Paul Nicholls expects Clan Des Obeaux and Cyrname to serve up a Boxing Day treat in the Ladbrokes King George VI Chase.
Clan Des Obeaux has won the last two renewals of the Kempton Park showpiece, and had esteemed stablemate Cyrname some 21 lengths behind 12 months ago.
However, there is little to separate the pair at the top of the betting for the rematch, with Clan Des Obeaux warming up for his hat-trick bid with a runner-up finish behind Bristol De Mai in the Betfair Chase, and Cyrname oozing class on his Charlie Hall comeback.
Nicholls said: “Clan is the defending champ, he’s won two and you do get horses winning multiple King Georges. To win three would be brilliant, but Cyrname has a good record around Kempton and is in a completely different place compared to last year.
“I don’t think there’s much between Cyrname and Clan. Clan has the advantage as he has such a great track record and has won the last two, so it will be very interesting.”

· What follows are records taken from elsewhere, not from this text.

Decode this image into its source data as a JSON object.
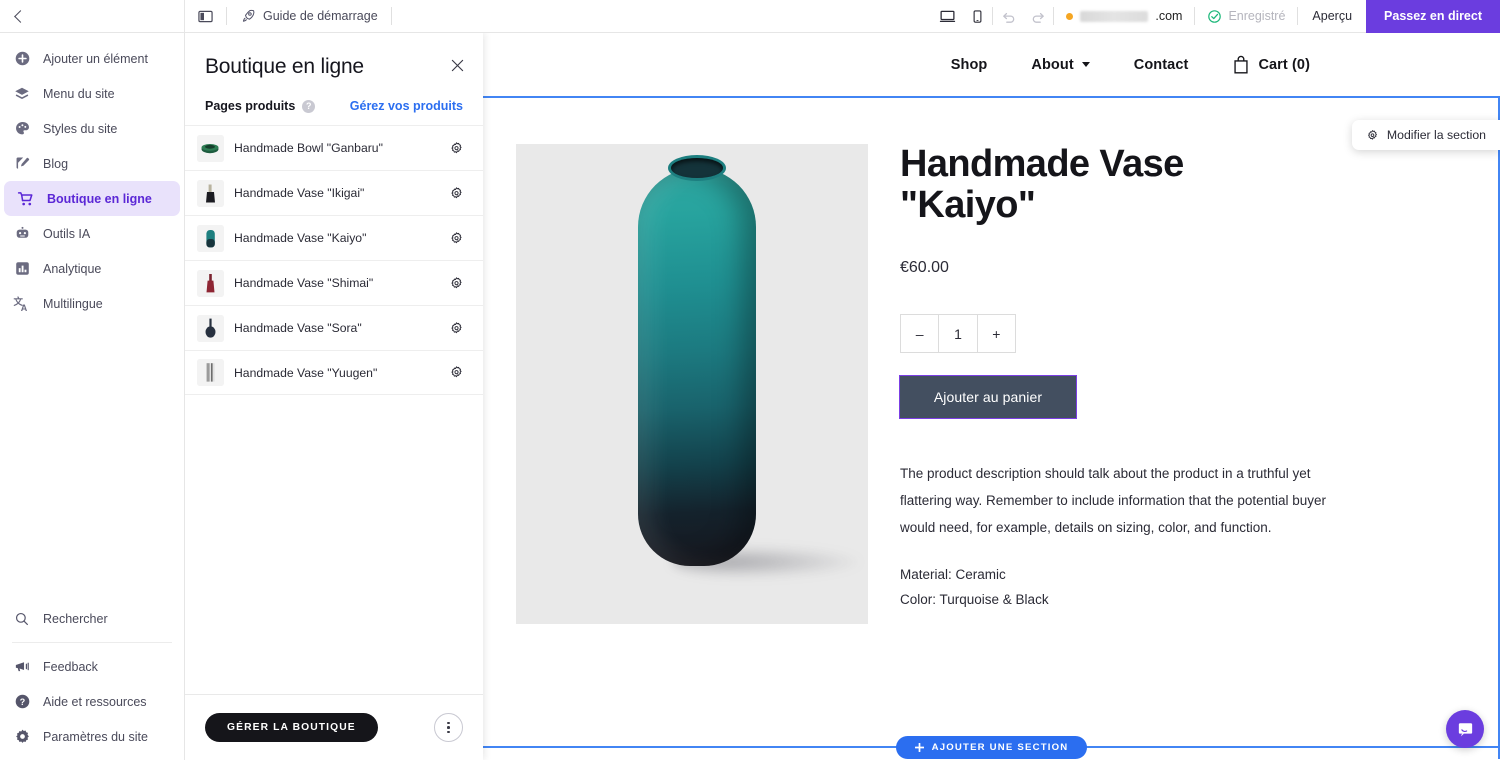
{
  "topbar": {
    "back_label": "back",
    "panel_toggle": "panel-toggle",
    "guide_label": "Guide de démarrage",
    "desktop_icon": "desktop-icon",
    "mobile_icon": "mobile-icon",
    "undo_icon": "undo-icon",
    "redo_icon": "redo-icon",
    "domain_suffix": ".com",
    "saved_label": "Enregistré",
    "preview_label": "Aperçu",
    "golive_label": "Passez en direct",
    "accent_purple": "#6b3ddf"
  },
  "sidebar": {
    "items": [
      {
        "label": "Ajouter un élément",
        "icon": "plus-circle-icon",
        "active": false
      },
      {
        "label": "Menu du site",
        "icon": "layers-icon",
        "active": false
      },
      {
        "label": "Styles du site",
        "icon": "palette-icon",
        "active": false
      },
      {
        "label": "Blog",
        "icon": "pencil-square-icon",
        "active": false
      },
      {
        "label": "Boutique en ligne",
        "icon": "shopping-cart-icon",
        "active": true
      },
      {
        "label": "Outils IA",
        "icon": "robot-icon",
        "active": false
      },
      {
        "label": "Analytique",
        "icon": "bar-chart-icon",
        "active": false
      },
      {
        "label": "Multilingue",
        "icon": "translate-icon",
        "active": false
      }
    ],
    "bottom_items": [
      {
        "label": "Rechercher",
        "icon": "search-icon"
      },
      {
        "label": "Feedback",
        "icon": "megaphone-icon"
      },
      {
        "label": "Aide et ressources",
        "icon": "question-circle-icon"
      },
      {
        "label": "Paramètres du site",
        "icon": "gear-icon"
      }
    ],
    "active_bg": "#e9e2fb",
    "active_fg": "#5b27d6"
  },
  "panel": {
    "title": "Boutique en ligne",
    "close_icon": "close-icon",
    "section_label": "Pages produits",
    "help_icon": "question-mark-icon",
    "manage_link": "Gérez vos produits",
    "products": [
      {
        "name": "Handmade Bowl \"Ganbaru\"",
        "thumb": "green-bowl",
        "gear": "gear-icon"
      },
      {
        "name": "Handmade Vase \"Ikigai\"",
        "thumb": "dark-bottle",
        "gear": "gear-icon"
      },
      {
        "name": "Handmade Vase \"Kaiyo\"",
        "thumb": "turquoise-vase",
        "gear": "gear-icon"
      },
      {
        "name": "Handmade Vase \"Shimai\"",
        "thumb": "red-bottle",
        "gear": "gear-icon"
      },
      {
        "name": "Handmade Vase \"Sora\"",
        "thumb": "navy-vase",
        "gear": "gear-icon"
      },
      {
        "name": "Handmade Vase \"Yuugen\"",
        "thumb": "grey-striped-vase",
        "gear": "gear-icon"
      }
    ],
    "manage_button": "GÉRER LA BOUTIQUE",
    "more_icon": "three-dots-icon"
  },
  "canvas": {
    "nav": [
      {
        "label": "Shop",
        "dropdown": false
      },
      {
        "label": "About",
        "dropdown": true
      },
      {
        "label": "Contact",
        "dropdown": false
      }
    ],
    "cart_label": "Cart (0)",
    "cart_icon": "shopping-bag-icon",
    "edit_section_label": "Modifier la section",
    "edit_section_icon": "gear-icon",
    "product": {
      "title": "Handmade Vase \"Kaiyo\"",
      "price": "€60.00",
      "qty_minus": "–",
      "qty_value": "1",
      "qty_plus": "+",
      "add_to_cart": "Ajouter au panier",
      "description": "The product description should talk about the product in a truthful yet flattering way. Remember to include information that the potential buyer would need, for example, details on sizing, color, and function.",
      "material": "Material: Ceramic",
      "color": "Color: Turquoise & Black",
      "image_alt": "turquoise-black-ceramic-vase"
    },
    "add_section_label": "AJOUTER UNE SECTION",
    "add_section_icon": "plus-icon",
    "selection_color": "#4285f4",
    "chat_icon": "chat-bubble-icon"
  }
}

Reflecting on Clan Des Obeaux’s latest Haydock effort, Nicholls said: “I think it was one of his best runs, considering the ground. Obviously it suited Bristol De Mai, who loves that heavy ground. It was a shame it rained.

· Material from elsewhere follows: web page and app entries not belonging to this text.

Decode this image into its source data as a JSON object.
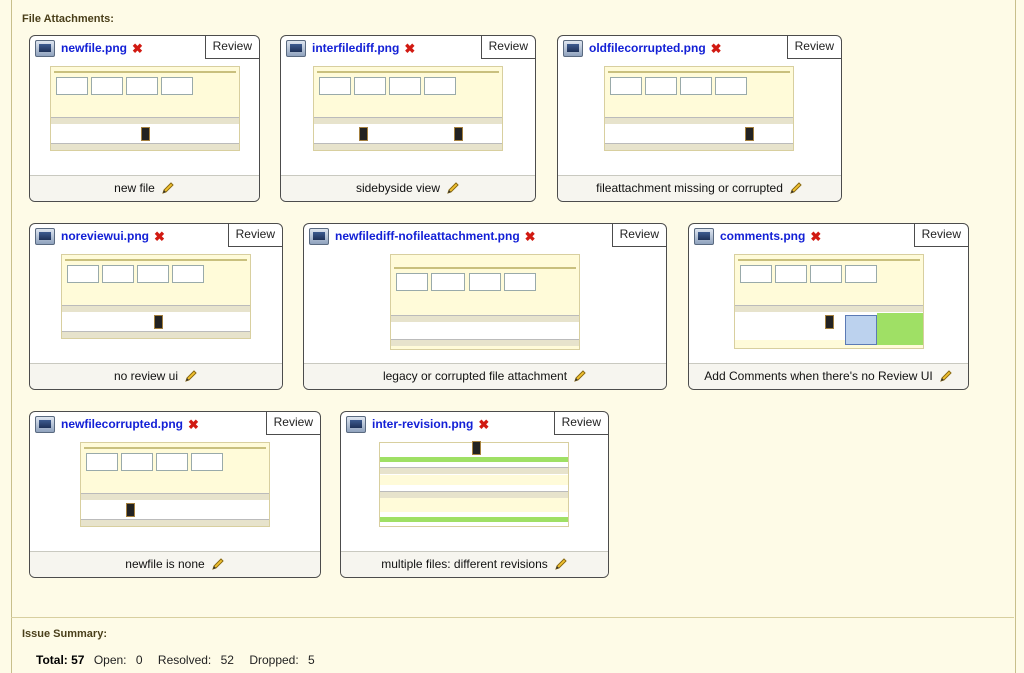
{
  "attachments_section": {
    "title": "File Attachments:"
  },
  "review_label": "Review",
  "attachments": [
    {
      "filename": "newfile.png",
      "caption": "new file"
    },
    {
      "filename": "interfilediff.png",
      "caption": "sidebyside view"
    },
    {
      "filename": "oldfilecorrupted.png",
      "caption": "fileattachment missing or corrupted"
    },
    {
      "filename": "noreviewui.png",
      "caption": "no review ui"
    },
    {
      "filename": "newfilediff-nofileattachment.png",
      "caption": "legacy or corrupted file attachment"
    },
    {
      "filename": "comments.png",
      "caption": "Add Comments when there's no Review UI"
    },
    {
      "filename": "newfilecorrupted.png",
      "caption": "newfile is none"
    },
    {
      "filename": "inter-revision.png",
      "caption": "multiple files: different revisions"
    }
  ],
  "issue_summary": {
    "title": "Issue Summary:",
    "total_label": "Total:",
    "total": "57",
    "open_label": "Open:",
    "open": "0",
    "resolved_label": "Resolved:",
    "resolved": "52",
    "dropped_label": "Dropped:",
    "dropped": "5"
  },
  "colors": {
    "link": "#1320d6",
    "delete": "#d11a12",
    "background": "#fefbe7"
  },
  "icons": {
    "file": "image-file-icon",
    "delete": "delete-x-icon",
    "edit": "pencil-icon"
  }
}
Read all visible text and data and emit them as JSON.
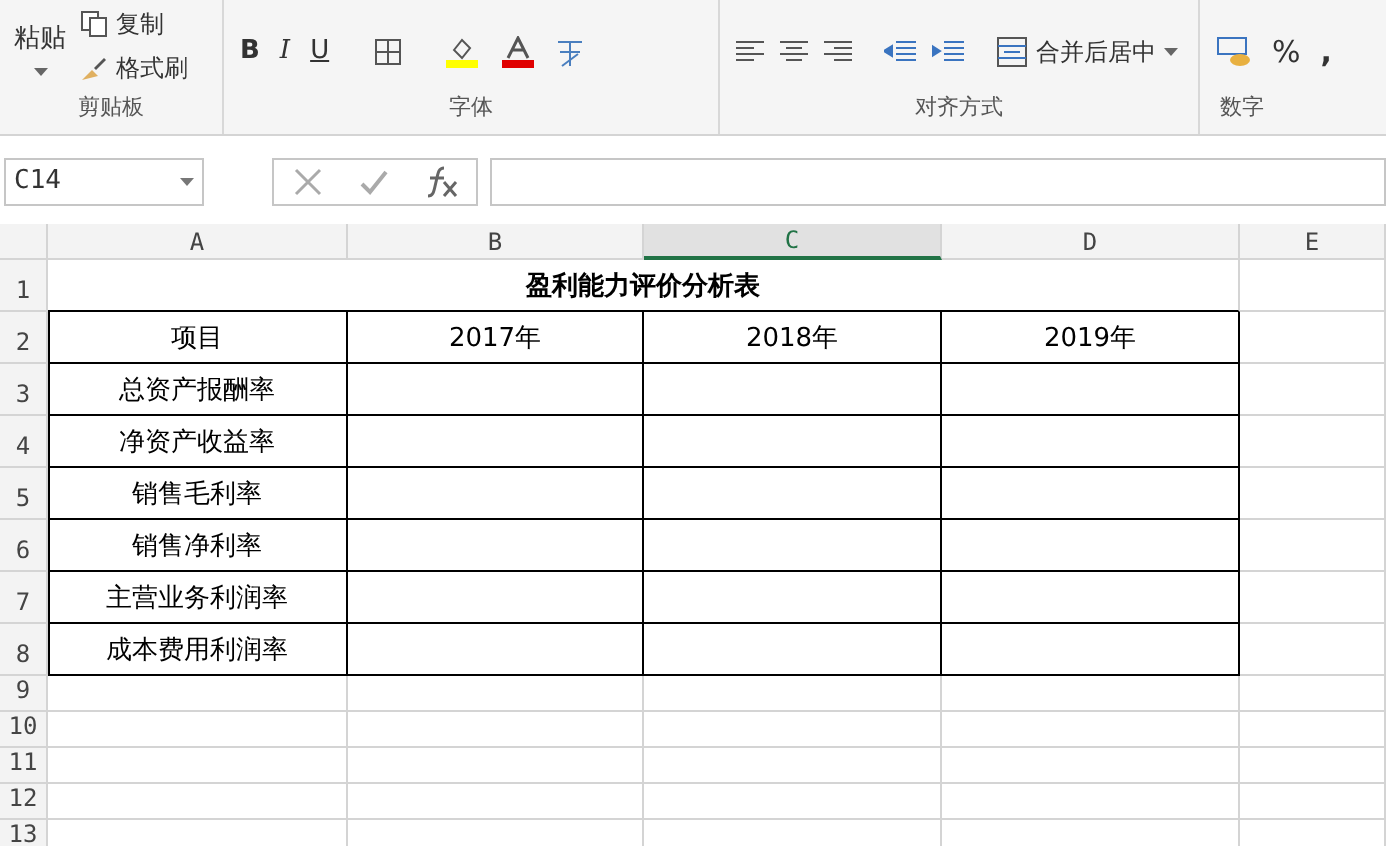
{
  "ribbon": {
    "clipboard": {
      "paste": "粘贴",
      "copy": "复制",
      "format_painter": "格式刷",
      "label": "剪贴板"
    },
    "font": {
      "bold": "B",
      "italic": "I",
      "underline": "U",
      "label": "字体"
    },
    "alignment": {
      "merge": "合并后居中",
      "label": "对齐方式"
    },
    "number": {
      "percent": "%",
      "comma": ",",
      "label": "数字"
    }
  },
  "formula_bar": {
    "name_box": "C14"
  },
  "sheet": {
    "columns": [
      {
        "label": "A",
        "selected": false
      },
      {
        "label": "B",
        "selected": false
      },
      {
        "label": "C",
        "selected": true
      },
      {
        "label": "D",
        "selected": false
      },
      {
        "label": "E",
        "selected": false
      }
    ],
    "rows": [
      {
        "header": "1",
        "kind": "title",
        "title": "盈利能力评价分析表"
      },
      {
        "header": "2",
        "kind": "table",
        "cells": [
          "项目",
          "2017年",
          "2018年",
          "2019年"
        ]
      },
      {
        "header": "3",
        "kind": "table",
        "cells": [
          "总资产报酬率"
        ]
      },
      {
        "header": "4",
        "kind": "table",
        "cells": [
          "净资产收益率"
        ]
      },
      {
        "header": "5",
        "kind": "table",
        "cells": [
          "销售毛利率"
        ]
      },
      {
        "header": "6",
        "kind": "table",
        "cells": [
          "销售净利率"
        ]
      },
      {
        "header": "7",
        "kind": "table",
        "cells": [
          "主营业务利润率"
        ]
      },
      {
        "header": "8",
        "kind": "table",
        "cells": [
          "成本费用利润率"
        ]
      },
      {
        "header": "9",
        "kind": "empty"
      },
      {
        "header": "10",
        "kind": "empty"
      },
      {
        "header": "11",
        "kind": "empty"
      },
      {
        "header": "12",
        "kind": "empty"
      },
      {
        "header": "13",
        "kind": "empty"
      }
    ]
  }
}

“Clan always does come on for a run, but I made sure he was ready for Haydock because we went there hoping we might win. If the ground had been different it may well have been a different result, but he ran well in the circumstances.
“I think three and a quarter miles, as it almost was, on that ground, is far enough for him on his stamina – the time of the race was well over seven minutes.
“Kempton obviously suits him a lot better and he’s well ready now.”
Having inflicted a first defeat over jumps on Altior at Ascot the previous month, Cyrname was all the rage for last year’s King George, but ultimately proved no match for Clan Des Obeaux.
But Nicholls expects the eight-year-old to make more of a race of it on Saturday, having had an extra three weeks to recover from a less bruising first run of the season at Wetherby.
“Cyrname has had the ideal preparation,” said the Ditcheat handler.
“I didn’t want to run him after winning the Charlie Hall as it gave us a good eight to 10 weeks to prepare him for Kempton, unlike last year, when he had a hard race at Ascot.
“He’s very well. He wasn’t right last year as he never really got over the Ascot race. He ran well in the King George to be second, but was nowhere near his best.
“He looks great now and is more relaxed in everything he does, which means he can get three miles.
“He’s got a good record at Kempton and doesn’t have to go tearing off in front like he used to – he’s a different animal now.”
Nicholls also saddles Frodon and Real Steel in a bid to add to his record haul of 11 King George wins.
Frodon was last seen in the Many Clouds Chase at Aintree, while Real Steel was third in the 1965 Chase at Ascot on his first start for the yard, after finishing sixth in last season’s Cheltenham Gold Cup when trained by Willie Mullins.
Nicholls added: “It was a waste of time for Frodon at Aintree – it was like the last time he went there when they took all the fences out. It’s probably not the ideal track for him, he never got in a rhythm.
“He deserves to be in the line-up. He’s got a mountain to climb to beat the others, but he deserves to be there.
“I’ve only just been learning about Real Steel and he’s improved massively for his first run.”